If you’re a regular Hardison & Cochran blog reader, you know we touch on sports subjects involving youth pretty often. One of our more recent posts came in early September when we covered sports related concussions in youth sports. In that post, we highlighted how the NFL and NCAA are attempting to cut down on the number of concussions.

After a brutal hit involving the Steelers’ James Harrison and Cleveland’s quarterback Colt McCoy, one player is ready to take action to make the game more safe. Current NFL player, Scott Fujita, is coming out and saying he is going to press the National Football League Players Association to request that an independent neurologist attend each NFL game.

Right now, the NFL only requires that a player to be cleared by an independent neurologist after a concussion to return to practice and games, but they are not required to be present at the game. As this report from popular football blog, ProFootballTalk says “the NFL doesn’t even require a team-hired neurologist to be present at games.”

Fujita said the following on the subject in an e-mail to NFL writer Peter King and ProFootballTalk:

“The one thing I know is that when it comes to this issue, players, coaches, and team medical personnel struggle in the heat of the moment. This has been an ongoing problem for years. The game-day sideline is intense, there’s a lot going on, and we can’t always count on everyone to make the most responsible decisions.”

Fujitia added:

“The question becomes not about what’s best for your health, but about what your pain tolerance is and what you’re willing to play through. So when it comes to head injuries, I think the only real solution I’ve heard that might help remedy this problem is to have an independent neurological consultant on the sideline. I think we may have missed an opportunity to properly address this as we were finalizing the CBA. Hopefully it’s not too late to get it right.”

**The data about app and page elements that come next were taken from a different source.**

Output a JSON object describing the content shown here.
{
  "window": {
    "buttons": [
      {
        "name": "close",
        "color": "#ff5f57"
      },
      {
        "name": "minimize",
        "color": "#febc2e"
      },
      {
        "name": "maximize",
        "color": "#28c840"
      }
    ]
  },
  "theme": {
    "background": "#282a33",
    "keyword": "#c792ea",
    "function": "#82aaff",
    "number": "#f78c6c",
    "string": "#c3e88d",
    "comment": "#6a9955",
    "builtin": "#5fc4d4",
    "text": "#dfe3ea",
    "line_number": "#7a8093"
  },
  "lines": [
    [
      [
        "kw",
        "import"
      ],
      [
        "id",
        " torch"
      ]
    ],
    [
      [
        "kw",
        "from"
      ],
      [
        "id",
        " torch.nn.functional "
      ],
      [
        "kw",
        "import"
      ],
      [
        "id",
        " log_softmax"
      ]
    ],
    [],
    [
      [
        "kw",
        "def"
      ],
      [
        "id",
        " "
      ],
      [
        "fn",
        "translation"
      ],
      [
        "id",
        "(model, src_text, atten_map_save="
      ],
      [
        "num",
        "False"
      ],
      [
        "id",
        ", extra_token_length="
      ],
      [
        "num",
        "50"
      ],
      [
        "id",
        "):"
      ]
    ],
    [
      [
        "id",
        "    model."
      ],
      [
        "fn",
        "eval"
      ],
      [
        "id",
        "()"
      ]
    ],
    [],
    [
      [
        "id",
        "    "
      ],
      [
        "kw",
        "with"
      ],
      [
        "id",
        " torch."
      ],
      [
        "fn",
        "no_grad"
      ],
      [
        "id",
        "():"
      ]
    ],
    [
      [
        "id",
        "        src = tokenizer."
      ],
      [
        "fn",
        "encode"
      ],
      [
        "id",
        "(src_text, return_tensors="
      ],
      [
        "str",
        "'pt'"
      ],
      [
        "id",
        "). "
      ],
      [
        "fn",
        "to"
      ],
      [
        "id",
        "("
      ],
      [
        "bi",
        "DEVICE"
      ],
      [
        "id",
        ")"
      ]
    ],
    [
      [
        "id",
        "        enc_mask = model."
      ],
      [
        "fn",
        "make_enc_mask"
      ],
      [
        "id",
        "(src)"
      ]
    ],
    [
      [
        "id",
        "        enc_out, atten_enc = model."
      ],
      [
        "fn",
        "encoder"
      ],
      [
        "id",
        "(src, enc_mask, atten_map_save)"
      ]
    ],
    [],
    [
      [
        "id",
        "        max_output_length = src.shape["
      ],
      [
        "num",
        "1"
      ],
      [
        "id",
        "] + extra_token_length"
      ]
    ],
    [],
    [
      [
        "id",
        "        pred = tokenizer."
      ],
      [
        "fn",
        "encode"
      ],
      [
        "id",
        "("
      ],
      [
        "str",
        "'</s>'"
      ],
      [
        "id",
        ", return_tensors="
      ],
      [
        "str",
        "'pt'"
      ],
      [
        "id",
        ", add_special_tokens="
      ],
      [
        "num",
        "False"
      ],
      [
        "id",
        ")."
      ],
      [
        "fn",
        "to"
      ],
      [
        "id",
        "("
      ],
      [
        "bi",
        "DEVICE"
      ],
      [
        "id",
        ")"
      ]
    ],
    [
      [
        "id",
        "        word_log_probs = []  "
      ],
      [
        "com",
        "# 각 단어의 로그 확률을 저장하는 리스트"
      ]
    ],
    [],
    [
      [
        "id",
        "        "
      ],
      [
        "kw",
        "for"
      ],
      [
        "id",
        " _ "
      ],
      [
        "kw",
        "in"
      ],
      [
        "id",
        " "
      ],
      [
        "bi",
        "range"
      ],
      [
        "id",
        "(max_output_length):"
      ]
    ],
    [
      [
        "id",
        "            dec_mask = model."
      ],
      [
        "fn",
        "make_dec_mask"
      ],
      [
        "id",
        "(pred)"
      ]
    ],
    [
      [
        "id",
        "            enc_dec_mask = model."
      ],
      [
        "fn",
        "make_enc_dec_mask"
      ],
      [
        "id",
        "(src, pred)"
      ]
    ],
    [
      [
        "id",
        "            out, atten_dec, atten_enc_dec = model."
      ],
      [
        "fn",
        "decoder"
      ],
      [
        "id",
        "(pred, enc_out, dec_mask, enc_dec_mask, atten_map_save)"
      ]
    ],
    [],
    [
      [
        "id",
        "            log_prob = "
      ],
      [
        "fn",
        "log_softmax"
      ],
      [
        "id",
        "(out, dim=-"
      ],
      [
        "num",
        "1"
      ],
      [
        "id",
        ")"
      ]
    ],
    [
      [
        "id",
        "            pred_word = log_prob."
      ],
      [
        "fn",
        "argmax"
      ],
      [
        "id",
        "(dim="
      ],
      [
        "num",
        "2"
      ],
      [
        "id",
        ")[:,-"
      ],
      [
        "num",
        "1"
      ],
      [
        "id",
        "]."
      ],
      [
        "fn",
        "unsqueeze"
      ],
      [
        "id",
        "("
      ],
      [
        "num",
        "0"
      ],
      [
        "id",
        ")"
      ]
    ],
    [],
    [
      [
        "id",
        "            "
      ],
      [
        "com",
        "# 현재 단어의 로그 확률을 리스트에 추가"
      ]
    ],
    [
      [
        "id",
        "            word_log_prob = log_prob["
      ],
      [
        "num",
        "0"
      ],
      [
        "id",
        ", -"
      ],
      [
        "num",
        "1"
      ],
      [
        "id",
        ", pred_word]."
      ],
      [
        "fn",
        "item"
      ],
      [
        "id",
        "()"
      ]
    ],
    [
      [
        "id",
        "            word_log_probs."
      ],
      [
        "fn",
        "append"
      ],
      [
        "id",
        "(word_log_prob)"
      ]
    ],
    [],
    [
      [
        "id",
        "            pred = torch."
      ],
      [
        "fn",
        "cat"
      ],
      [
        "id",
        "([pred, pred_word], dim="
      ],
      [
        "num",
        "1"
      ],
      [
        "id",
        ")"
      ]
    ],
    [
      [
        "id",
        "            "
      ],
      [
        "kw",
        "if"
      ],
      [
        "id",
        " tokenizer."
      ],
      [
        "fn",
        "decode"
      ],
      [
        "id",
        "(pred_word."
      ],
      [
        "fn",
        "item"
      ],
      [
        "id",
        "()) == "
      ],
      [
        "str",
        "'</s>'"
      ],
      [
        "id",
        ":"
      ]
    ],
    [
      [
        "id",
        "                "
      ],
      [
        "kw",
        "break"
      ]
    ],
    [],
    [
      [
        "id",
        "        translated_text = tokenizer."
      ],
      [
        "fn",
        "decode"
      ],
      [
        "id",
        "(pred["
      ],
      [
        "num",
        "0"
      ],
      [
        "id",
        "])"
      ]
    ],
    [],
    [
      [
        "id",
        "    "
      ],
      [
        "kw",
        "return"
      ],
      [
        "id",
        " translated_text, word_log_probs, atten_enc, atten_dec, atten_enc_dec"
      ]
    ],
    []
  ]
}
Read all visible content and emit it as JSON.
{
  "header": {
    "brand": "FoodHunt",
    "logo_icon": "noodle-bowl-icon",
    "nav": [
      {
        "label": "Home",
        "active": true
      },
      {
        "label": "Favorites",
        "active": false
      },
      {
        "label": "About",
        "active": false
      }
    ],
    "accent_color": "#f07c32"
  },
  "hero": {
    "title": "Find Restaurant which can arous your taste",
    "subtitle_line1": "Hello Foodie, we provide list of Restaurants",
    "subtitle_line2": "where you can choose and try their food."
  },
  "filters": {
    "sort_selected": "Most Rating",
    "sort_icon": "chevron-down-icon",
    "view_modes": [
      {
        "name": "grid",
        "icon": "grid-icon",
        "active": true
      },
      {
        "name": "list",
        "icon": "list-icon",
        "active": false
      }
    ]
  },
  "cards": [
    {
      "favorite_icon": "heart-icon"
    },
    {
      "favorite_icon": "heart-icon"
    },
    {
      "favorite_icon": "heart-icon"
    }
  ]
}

* Photo courtesy of Erik Daniel Drost via Flckr Creative Commons.